**Work instructions**
Output the entries that follow, word for word.

**Records provided**
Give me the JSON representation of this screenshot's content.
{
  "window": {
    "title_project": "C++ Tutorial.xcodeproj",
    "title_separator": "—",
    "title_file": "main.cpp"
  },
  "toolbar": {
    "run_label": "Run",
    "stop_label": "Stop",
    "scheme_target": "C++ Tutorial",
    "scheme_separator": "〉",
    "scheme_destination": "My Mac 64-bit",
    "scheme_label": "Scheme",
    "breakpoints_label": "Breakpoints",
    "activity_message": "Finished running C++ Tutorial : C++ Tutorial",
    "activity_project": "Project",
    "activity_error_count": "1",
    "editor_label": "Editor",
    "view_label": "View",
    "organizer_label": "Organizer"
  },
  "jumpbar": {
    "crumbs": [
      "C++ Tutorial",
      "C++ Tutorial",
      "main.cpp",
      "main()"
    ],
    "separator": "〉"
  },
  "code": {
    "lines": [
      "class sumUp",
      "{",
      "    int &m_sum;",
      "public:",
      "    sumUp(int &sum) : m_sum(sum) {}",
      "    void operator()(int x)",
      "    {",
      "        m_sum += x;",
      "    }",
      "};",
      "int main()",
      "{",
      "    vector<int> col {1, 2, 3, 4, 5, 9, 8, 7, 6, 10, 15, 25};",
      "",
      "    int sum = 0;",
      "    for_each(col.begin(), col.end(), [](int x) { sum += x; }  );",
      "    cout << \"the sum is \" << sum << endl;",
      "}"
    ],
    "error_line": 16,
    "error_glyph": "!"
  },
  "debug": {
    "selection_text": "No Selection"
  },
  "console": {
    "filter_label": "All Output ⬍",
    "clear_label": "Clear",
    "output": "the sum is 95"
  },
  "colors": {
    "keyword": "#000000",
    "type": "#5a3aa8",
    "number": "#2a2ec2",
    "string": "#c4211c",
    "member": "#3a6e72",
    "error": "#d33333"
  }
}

**Task answer**
Give me the JSON representation of this screenshot's content.
{
  "window": {
    "title_project": "C++ Tutorial.xcodeproj",
    "title_separator": "—",
    "title_file": "main.cpp"
  },
  "toolbar": {
    "run_label": "Run",
    "stop_label": "Stop",
    "scheme_target": "C++ Tutorial",
    "scheme_separator": "〉",
    "scheme_destination": "My Mac 64-bit",
    "scheme_label": "Scheme",
    "breakpoints_label": "Breakpoints",
    "activity_message": "Finished running C++ Tutorial : C++ Tutorial",
    "activity_project": "Project",
    "activity_error_count": "1",
    "editor_label": "Editor",
    "view_label": "View",
    "organizer_label": "Organizer"
  },
  "jumpbar": {
    "crumbs": [
      "C++ Tutorial",
      "C++ Tutorial",
      "main.cpp",
      "main()"
    ],
    "separator": "〉"
  },
  "code": {
    "lines": [
      "class sumUp",
      "{",
      "    int &m_sum;",
      "public:",
      "    sumUp(int &sum) : m_sum(sum) {}",
      "    void operator()(int x)",
      "    {",
      "        m_sum += x;",
      "    }",
      "};",
      "int main()",
      "{",
      "    vector<int> col {1, 2, 3, 4, 5, 9, 8, 7, 6, 10, 15, 25};",
      "",
      "    int sum = 0;",
      "    for_each(col.begin(), col.end(), [](int x) { sum += x; }  );",
      "    cout << \"the sum is \" << sum << endl;",
      "}"
    ],
    "error_line": 16,
    "error_glyph": "!"
  },
  "debug": {
    "selection_text": "No Selection"
  },
  "console": {
    "filter_label": "All Output ⬍",
    "clear_label": "Clear",
    "output": "the sum is 95"
  },
  "colors": {
    "keyword": "#000000",
    "type": "#5a3aa8",
    "number": "#2a2ec2",
    "string": "#c4211c",
    "member": "#3a6e72",
    "error": "#d33333"
  }
}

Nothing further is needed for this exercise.